Babies are born into this world into different situations, and while most babies are born into loving families, the range of parents is amazing. Some parents have special "birth plans" and pediatrician appointments already established before the baby even leaves the hospital, while other babies need Child Protective Services (CPS) because the mom's living situation is unsafe or unstable.
Baby M was a small baby girl born during my second day of service in the newborn nursery, the daughter of a mom who told Jim, the intern, that she had used drugs, smoked a pack a day, and injected an IV "speedball" (cocaine and heroine) during her pregnancy.

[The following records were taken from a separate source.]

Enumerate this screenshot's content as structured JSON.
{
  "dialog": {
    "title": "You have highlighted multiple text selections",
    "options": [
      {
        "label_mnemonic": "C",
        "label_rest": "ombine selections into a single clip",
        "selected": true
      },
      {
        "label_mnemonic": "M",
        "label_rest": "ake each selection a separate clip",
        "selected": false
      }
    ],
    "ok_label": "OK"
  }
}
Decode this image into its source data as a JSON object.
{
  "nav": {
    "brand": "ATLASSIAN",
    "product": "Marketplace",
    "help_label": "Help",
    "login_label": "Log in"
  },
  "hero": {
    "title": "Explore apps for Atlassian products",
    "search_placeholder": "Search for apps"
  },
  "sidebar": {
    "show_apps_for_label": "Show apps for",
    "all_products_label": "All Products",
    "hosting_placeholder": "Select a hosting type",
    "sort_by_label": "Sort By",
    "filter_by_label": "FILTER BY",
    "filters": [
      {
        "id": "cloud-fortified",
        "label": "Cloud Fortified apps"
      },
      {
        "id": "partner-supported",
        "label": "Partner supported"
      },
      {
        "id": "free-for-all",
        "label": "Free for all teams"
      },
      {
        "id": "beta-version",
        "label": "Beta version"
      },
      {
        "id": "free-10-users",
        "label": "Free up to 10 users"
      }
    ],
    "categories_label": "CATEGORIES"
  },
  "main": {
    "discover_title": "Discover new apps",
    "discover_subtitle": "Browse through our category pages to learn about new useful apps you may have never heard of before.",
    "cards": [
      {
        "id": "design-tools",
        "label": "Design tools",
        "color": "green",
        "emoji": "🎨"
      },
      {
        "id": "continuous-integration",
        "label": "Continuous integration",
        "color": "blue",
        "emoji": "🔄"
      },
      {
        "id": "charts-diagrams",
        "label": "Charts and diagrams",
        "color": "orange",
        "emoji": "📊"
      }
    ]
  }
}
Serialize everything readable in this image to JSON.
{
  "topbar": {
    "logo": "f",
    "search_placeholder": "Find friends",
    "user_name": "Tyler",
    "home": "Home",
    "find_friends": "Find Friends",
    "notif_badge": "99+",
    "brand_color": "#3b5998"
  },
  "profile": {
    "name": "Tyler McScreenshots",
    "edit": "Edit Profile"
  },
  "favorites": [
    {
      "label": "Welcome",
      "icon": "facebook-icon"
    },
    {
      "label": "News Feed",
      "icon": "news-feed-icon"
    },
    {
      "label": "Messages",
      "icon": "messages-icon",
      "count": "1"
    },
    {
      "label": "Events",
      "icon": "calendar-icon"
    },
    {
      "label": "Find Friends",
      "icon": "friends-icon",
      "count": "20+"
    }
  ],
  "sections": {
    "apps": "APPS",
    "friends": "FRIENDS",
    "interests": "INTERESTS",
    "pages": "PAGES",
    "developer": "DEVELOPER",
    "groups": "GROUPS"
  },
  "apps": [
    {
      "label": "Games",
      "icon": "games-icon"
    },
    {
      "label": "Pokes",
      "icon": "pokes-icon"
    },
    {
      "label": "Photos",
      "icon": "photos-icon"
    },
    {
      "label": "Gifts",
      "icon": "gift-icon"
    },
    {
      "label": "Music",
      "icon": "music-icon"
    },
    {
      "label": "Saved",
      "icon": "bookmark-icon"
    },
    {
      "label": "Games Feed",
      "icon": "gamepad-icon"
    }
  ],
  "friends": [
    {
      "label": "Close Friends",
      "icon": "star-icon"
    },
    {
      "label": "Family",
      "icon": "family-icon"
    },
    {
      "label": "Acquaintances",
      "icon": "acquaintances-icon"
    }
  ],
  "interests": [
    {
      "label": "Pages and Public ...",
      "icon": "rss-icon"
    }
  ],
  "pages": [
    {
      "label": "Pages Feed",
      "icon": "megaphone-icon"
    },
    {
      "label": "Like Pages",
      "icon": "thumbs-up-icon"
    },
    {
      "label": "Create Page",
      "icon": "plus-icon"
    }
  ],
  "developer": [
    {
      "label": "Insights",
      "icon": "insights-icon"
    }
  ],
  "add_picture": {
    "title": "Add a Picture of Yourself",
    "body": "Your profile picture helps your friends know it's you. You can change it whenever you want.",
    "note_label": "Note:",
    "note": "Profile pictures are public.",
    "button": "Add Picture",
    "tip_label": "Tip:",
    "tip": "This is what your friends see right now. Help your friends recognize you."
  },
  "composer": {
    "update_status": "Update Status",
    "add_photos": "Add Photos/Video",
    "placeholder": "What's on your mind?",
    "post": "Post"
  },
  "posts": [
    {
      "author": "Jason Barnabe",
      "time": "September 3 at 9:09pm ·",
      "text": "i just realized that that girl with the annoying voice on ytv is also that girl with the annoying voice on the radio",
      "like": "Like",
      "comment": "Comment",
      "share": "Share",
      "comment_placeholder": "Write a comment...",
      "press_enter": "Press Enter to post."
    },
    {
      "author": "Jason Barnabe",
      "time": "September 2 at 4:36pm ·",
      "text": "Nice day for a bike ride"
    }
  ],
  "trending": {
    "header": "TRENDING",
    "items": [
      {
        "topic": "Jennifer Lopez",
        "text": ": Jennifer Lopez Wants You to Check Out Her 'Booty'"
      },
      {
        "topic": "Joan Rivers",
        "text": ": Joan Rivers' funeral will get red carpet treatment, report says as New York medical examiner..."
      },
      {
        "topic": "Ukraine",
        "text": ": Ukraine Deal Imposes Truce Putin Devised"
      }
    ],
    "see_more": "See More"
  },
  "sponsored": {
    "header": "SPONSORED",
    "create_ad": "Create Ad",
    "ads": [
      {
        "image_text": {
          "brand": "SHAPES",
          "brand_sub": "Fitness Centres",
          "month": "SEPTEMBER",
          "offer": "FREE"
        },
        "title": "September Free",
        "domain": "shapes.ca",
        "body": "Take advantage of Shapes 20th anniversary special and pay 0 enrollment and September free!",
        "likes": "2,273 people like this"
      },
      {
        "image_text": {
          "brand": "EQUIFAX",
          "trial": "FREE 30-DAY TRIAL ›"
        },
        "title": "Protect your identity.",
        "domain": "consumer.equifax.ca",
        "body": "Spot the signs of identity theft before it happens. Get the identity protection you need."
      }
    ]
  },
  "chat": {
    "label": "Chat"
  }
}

The situation was not unusual, but it naturally made the hospital staff a little concerned. Dad was in prison, mom was acting a little strange, and it was unclear whether mom would be able to take care of Baby M.
CPS offered to check mom into a residential rehab facility so that she could live with her baby, but mom was upset about not being able to take care of a dog at home. Since mom's urine tox tested positive for methamphetamines, and so did Baby M's, the staff decided to keep the baby in the nursery until mom detoxed a little. Usually, babies stay with their moms in the hospital rooms in order to promote bonding. Gone are the days when u see babies lined up in little rows behind a glass window, the newborn nursery is usually a quiet place when no circumcisions are occurring (just kidding).
Jim, the compassionate intern, urged that Baby M stay with mom to encourage bonding. Maybe spending time with her baby would convince mom to take CPS's offer of a second chance. Disappointingly, mom didn't seem to be interested in taking care of Baby M...who spent the same amount of time in the nursery as before.
Whenever we saw Baby M -- small, quiet, with a rounded nose -- sleeping in her crib alone in the newborn nursery -- I would look at Jim with a funny expression and he would shrug his shoulders at me with an air of disappointment. Jim really cared about Baby M.
On Friday, Baby M's mom was discharged from the hospital. CPS informed her that Baby M was going to be taken into foster care, but the full impact of the news seemed to escape her and she left.
It was quiet in the nursery that Friday afternoon. It was getting late -- 5 p.m. -- and people were leaving for home and the weekend. The sun was growing dimmer over a spectacular 15th floor view of San Francisco and the only occupant in the newborn nursery was quiet little Baby M waiting to be picked up by the foster care program at 6 p.m. Her eyes were open, but she was silent, so I picked her up and rocked Baby M in my arms for a few minutes to say good-bye. As I thought about how all of the other babies in the ward had gone home with happy families and all of the love and opportunity that awaited these other babies -- tears started coming to my eyes thinking about how Baby M was left behind in the hands of strangers.
When Baby M's mom dramatically returned to the newborn nursery the next afternoon -- glassy tears streaming down her face because she couldn't find her baby in the Well Baby Nursery or anywhere in the hospital -- it was hard not to feel sorry for a mom wearing dirty tennis shoes with rolled down socks and a red sweatshirt who didn't realize -- like many of us -- what she had lost until it was truly gone.